What you are asked to do:
Your job is to write out each record precisely as it stands.

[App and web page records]
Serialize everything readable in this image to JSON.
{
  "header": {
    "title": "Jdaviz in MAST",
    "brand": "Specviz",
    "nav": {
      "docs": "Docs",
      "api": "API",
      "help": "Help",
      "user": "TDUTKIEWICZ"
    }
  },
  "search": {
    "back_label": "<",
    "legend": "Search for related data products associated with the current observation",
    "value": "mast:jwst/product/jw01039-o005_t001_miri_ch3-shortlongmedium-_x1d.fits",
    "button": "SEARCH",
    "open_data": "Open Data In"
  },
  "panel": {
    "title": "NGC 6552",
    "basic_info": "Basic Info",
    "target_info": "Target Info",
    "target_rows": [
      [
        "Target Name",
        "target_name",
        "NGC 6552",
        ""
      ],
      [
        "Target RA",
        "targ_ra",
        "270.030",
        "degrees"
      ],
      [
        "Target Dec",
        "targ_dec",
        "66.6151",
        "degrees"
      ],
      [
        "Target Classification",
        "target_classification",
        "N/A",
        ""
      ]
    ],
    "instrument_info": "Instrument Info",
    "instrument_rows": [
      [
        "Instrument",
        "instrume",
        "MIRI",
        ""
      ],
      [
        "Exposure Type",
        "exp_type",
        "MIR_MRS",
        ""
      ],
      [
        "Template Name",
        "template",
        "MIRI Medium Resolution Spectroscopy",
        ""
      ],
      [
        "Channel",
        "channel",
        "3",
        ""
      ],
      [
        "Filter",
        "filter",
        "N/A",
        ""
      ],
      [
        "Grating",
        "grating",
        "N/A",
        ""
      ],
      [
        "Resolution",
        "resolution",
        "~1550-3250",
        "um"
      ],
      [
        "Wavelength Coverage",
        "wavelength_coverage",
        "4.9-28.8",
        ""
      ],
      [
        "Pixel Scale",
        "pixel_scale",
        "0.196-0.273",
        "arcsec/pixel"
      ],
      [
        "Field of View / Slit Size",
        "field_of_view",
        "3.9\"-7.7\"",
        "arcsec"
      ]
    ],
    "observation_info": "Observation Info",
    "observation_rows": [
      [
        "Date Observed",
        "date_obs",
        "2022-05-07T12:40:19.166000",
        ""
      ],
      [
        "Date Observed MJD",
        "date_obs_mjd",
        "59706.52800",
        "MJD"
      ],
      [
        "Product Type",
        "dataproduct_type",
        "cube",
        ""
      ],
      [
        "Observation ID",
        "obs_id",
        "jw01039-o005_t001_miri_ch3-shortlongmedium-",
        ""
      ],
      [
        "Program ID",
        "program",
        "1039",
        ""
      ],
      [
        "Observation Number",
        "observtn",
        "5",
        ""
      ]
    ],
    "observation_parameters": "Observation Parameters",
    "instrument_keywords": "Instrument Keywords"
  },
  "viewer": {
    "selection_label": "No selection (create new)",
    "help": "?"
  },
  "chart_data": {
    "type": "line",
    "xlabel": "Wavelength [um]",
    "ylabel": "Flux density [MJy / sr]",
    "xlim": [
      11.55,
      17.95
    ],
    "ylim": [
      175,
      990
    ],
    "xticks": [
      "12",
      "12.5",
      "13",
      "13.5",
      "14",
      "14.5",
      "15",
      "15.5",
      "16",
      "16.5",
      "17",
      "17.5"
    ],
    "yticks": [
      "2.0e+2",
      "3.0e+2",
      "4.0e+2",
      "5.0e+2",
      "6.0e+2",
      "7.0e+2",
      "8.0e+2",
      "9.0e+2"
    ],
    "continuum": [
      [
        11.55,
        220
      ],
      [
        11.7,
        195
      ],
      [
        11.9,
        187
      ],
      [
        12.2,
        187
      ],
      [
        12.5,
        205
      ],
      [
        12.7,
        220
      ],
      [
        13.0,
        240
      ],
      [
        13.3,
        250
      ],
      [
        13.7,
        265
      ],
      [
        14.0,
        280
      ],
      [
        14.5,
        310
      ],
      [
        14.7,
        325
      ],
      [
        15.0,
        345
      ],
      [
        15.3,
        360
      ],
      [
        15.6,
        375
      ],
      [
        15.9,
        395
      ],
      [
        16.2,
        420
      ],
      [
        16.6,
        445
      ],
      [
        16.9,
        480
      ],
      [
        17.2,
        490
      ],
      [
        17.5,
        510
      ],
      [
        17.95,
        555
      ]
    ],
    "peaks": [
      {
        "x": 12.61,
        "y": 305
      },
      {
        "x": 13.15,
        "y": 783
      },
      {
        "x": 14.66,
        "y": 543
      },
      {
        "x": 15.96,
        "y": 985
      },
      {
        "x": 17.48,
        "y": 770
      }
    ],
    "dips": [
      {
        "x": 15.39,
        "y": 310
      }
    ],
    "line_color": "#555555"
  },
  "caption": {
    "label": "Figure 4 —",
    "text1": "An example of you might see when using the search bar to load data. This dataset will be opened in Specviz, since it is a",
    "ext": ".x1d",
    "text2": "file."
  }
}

Response below:
Serialize everything readable in this image to JSON.
{
  "header": {
    "title": "Jdaviz in MAST",
    "brand": "Specviz",
    "nav": {
      "docs": "Docs",
      "api": "API",
      "help": "Help",
      "user": "TDUTKIEWICZ"
    }
  },
  "search": {
    "back_label": "<",
    "legend": "Search for related data products associated with the current observation",
    "value": "mast:jwst/product/jw01039-o005_t001_miri_ch3-shortlongmedium-_x1d.fits",
    "button": "SEARCH",
    "open_data": "Open Data In"
  },
  "panel": {
    "title": "NGC 6552",
    "basic_info": "Basic Info",
    "target_info": "Target Info",
    "target_rows": [
      [
        "Target Name",
        "target_name",
        "NGC 6552",
        ""
      ],
      [
        "Target RA",
        "targ_ra",
        "270.030",
        "degrees"
      ],
      [
        "Target Dec",
        "targ_dec",
        "66.6151",
        "degrees"
      ],
      [
        "Target Classification",
        "target_classification",
        "N/A",
        ""
      ]
    ],
    "instrument_info": "Instrument Info",
    "instrument_rows": [
      [
        "Instrument",
        "instrume",
        "MIRI",
        ""
      ],
      [
        "Exposure Type",
        "exp_type",
        "MIR_MRS",
        ""
      ],
      [
        "Template Name",
        "template",
        "MIRI Medium Resolution Spectroscopy",
        ""
      ],
      [
        "Channel",
        "channel",
        "3",
        ""
      ],
      [
        "Filter",
        "filter",
        "N/A",
        ""
      ],
      [
        "Grating",
        "grating",
        "N/A",
        ""
      ],
      [
        "Resolution",
        "resolution",
        "~1550-3250",
        "um"
      ],
      [
        "Wavelength Coverage",
        "wavelength_coverage",
        "4.9-28.8",
        ""
      ],
      [
        "Pixel Scale",
        "pixel_scale",
        "0.196-0.273",
        "arcsec/pixel"
      ],
      [
        "Field of View / Slit Size",
        "field_of_view",
        "3.9\"-7.7\"",
        "arcsec"
      ]
    ],
    "observation_info": "Observation Info",
    "observation_rows": [
      [
        "Date Observed",
        "date_obs",
        "2022-05-07T12:40:19.166000",
        ""
      ],
      [
        "Date Observed MJD",
        "date_obs_mjd",
        "59706.52800",
        "MJD"
      ],
      [
        "Product Type",
        "dataproduct_type",
        "cube",
        ""
      ],
      [
        "Observation ID",
        "obs_id",
        "jw01039-o005_t001_miri_ch3-shortlongmedium-",
        ""
      ],
      [
        "Program ID",
        "program",
        "1039",
        ""
      ],
      [
        "Observation Number",
        "observtn",
        "5",
        ""
      ]
    ],
    "observation_parameters": "Observation Parameters",
    "instrument_keywords": "Instrument Keywords"
  },
  "viewer": {
    "selection_label": "No selection (create new)",
    "help": "?"
  },
  "chart_data": {
    "type": "line",
    "xlabel": "Wavelength [um]",
    "ylabel": "Flux density [MJy / sr]",
    "xlim": [
      11.55,
      17.95
    ],
    "ylim": [
      175,
      990
    ],
    "xticks": [
      "12",
      "12.5",
      "13",
      "13.5",
      "14",
      "14.5",
      "15",
      "15.5",
      "16",
      "16.5",
      "17",
      "17.5"
    ],
    "yticks": [
      "2.0e+2",
      "3.0e+2",
      "4.0e+2",
      "5.0e+2",
      "6.0e+2",
      "7.0e+2",
      "8.0e+2",
      "9.0e+2"
    ],
    "continuum": [
      [
        11.55,
        220
      ],
      [
        11.7,
        195
      ],
      [
        11.9,
        187
      ],
      [
        12.2,
        187
      ],
      [
        12.5,
        205
      ],
      [
        12.7,
        220
      ],
      [
        13.0,
        240
      ],
      [
        13.3,
        250
      ],
      [
        13.7,
        265
      ],
      [
        14.0,
        280
      ],
      [
        14.5,
        310
      ],
      [
        14.7,
        325
      ],
      [
        15.0,
        345
      ],
      [
        15.3,
        360
      ],
      [
        15.6,
        375
      ],
      [
        15.9,
        395
      ],
      [
        16.2,
        420
      ],
      [
        16.6,
        445
      ],
      [
        16.9,
        480
      ],
      [
        17.2,
        490
      ],
      [
        17.5,
        510
      ],
      [
        17.95,
        555
      ]
    ],
    "peaks": [
      {
        "x": 12.61,
        "y": 305
      },
      {
        "x": 13.15,
        "y": 783
      },
      {
        "x": 14.66,
        "y": 543
      },
      {
        "x": 15.96,
        "y": 985
      },
      {
        "x": 17.48,
        "y": 770
      }
    ],
    "dips": [
      {
        "x": 15.39,
        "y": 310
      }
    ],
    "line_color": "#555555"
  },
  "caption": {
    "label": "Figure 4 —",
    "text1": "An example of you might see when using the search bar to load data. This dataset will be opened in Specviz, since it is a",
    "ext": ".x1d",
    "text2": "file."
  }
}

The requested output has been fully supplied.